I too am from Mo. but live in S.Fl. where rising bread this time of year is a little more difficult, but cooking pizza in the wood fire brick oven off the patio is still loads of fun , I'm new on the forum but have read many posts and comments. I really like this site and have learned many tricks, tips, thanks to all of you who love to cook and bake as much as I do.


I guess by now that starter is alive and well, I started one a year or so ago and is doing fine. when I open it to refresh it , it smells SOOO good I want to eat it .. Ha, but I don't. I want to convert part of it to a Rye starter soon, has anyone done this? I think it just take a few feedings of Rye and say 75 % hydration to 1 part flour? And do many of you grind your own flour?


 Happy Holidays to all.


 


Greg

Debra Wink's picture
Debra Wink

I recently converted part of my white starter to rye for a pumpkin bread that I played around with at Thanksgiving. The formula specified 100% hydration, which turns out to be thicker than when using the same amount of white flour (KA AP is what I usually use).


I started out with Hodgson Mill rye, which is a relatively coarse whole grain flour. I was having a difficult time judging the ripeness from looking at it, because it didn't rise much or peak in an obvious way. I finally started going by aroma only, feeding and using it when it smelled most fragrant to me. But I was having trouble getting the dough to rise and the loaves to spring in the oven (not necessarily because of the starter---the formula called for added yeast, but the quantity wasn't enough for the rise time given), so I decided to try a finer grind of flour.


I switched to KA medium rye, and I got a more pronounced rise with perceivable peaking and a very nice aroma. I also have some Bob's Red Mill whole rye flour, but I haven't tried it yet. It is a fine grind, which I think would make it a better whole grain choice for starter feeding than the Hodgson Mill flour I started out with. And I don't have to mail-order it like the KA medium rye.


Bottom line: all you need do is start feeding your white starter with rye flour. It will be nearly 100% rye within a few feedings, and perfectly usable in the meantime, but it may take a few weeks for the microbial profile to reorganize and stabilize.


Best Baking to you,
dw

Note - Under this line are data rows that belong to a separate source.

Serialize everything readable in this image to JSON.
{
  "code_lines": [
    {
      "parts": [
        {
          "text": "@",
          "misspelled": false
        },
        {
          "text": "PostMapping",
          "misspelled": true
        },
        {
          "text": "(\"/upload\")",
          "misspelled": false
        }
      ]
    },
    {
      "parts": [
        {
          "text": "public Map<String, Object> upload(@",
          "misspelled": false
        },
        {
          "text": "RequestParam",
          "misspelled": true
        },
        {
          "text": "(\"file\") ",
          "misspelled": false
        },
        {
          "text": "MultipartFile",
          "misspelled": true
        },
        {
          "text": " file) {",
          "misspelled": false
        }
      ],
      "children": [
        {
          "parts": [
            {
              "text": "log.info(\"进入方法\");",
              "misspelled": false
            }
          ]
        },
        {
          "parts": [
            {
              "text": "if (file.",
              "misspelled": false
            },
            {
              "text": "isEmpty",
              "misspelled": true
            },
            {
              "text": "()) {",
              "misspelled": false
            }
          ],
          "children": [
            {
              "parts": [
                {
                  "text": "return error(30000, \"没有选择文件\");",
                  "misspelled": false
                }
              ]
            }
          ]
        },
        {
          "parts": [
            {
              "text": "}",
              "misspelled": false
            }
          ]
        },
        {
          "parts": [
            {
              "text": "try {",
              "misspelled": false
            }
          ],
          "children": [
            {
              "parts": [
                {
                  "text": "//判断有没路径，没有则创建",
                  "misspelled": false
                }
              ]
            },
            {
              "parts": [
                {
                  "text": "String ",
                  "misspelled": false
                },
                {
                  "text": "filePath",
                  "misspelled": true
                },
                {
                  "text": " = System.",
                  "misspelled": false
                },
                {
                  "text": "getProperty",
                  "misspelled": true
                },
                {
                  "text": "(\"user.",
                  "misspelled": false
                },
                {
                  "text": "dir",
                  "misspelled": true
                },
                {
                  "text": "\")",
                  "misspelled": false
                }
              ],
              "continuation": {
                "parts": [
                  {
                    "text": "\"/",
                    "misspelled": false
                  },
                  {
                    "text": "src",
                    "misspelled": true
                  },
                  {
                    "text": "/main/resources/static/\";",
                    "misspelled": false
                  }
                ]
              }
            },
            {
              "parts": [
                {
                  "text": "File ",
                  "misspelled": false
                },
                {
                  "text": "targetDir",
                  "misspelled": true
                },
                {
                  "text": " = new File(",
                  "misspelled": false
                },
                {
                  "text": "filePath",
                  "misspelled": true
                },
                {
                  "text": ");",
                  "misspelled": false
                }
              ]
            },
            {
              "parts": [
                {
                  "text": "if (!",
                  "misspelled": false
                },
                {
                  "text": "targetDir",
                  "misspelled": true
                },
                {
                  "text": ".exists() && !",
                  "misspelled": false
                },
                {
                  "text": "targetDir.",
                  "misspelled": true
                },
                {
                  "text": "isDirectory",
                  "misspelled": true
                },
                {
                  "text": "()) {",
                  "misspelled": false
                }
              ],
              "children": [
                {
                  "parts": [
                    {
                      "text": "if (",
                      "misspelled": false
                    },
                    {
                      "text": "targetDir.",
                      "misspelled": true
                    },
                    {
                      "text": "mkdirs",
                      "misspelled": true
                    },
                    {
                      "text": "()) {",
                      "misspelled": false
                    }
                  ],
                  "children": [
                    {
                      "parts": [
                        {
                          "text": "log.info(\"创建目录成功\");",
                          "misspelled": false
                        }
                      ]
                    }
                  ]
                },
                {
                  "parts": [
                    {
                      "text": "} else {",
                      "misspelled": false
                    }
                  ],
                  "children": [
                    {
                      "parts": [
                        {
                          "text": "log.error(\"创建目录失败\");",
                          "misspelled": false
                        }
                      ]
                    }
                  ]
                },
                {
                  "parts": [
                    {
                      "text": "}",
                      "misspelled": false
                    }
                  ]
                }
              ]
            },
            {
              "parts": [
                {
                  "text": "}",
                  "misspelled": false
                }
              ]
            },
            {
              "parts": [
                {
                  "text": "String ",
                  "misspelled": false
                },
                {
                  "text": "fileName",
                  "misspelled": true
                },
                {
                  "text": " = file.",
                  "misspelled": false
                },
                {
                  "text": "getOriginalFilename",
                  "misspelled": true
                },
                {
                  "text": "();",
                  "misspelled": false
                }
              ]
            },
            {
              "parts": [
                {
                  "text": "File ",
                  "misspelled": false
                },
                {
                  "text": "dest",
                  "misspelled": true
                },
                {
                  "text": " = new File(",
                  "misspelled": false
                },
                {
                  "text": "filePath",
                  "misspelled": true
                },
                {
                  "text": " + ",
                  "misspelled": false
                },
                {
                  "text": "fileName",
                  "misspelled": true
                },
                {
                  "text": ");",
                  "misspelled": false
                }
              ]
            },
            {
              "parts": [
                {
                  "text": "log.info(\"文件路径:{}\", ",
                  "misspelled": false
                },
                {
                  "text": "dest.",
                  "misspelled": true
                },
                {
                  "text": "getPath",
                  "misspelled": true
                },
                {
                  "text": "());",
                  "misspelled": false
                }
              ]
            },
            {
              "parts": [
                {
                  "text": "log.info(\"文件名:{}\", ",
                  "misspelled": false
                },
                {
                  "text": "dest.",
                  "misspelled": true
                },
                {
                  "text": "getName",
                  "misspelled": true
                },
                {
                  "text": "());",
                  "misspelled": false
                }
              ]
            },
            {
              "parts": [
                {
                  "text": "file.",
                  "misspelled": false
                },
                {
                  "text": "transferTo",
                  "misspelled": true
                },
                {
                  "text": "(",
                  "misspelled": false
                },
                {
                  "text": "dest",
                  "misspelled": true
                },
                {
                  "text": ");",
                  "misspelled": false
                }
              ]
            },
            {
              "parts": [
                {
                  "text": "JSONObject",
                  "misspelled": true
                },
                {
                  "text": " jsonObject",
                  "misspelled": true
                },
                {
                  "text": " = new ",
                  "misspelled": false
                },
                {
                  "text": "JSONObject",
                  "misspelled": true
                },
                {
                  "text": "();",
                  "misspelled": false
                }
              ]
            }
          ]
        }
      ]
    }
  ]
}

LindyD's picture
LindyD

Hi Bob.


I used a four-quart Anchor Hocking glass bowl (made in the USA) for all breads that are mixed, fermented, and folded in the same bowl.  


You only need one bowl for the Tartine technique.  Four quarts will give you plenty of room to mix and do the S&Fs during the bulk fermentation.


Welcome to TFL.

Maxmbob's picture
Maxmbob

Thanks Lindy

Grayfox's picture
Grayfox

 I'm on Lake of the Ozarks.  I'll be baking bread later today, however not sour dough. Mine will probably involve English wasnuts and stuff.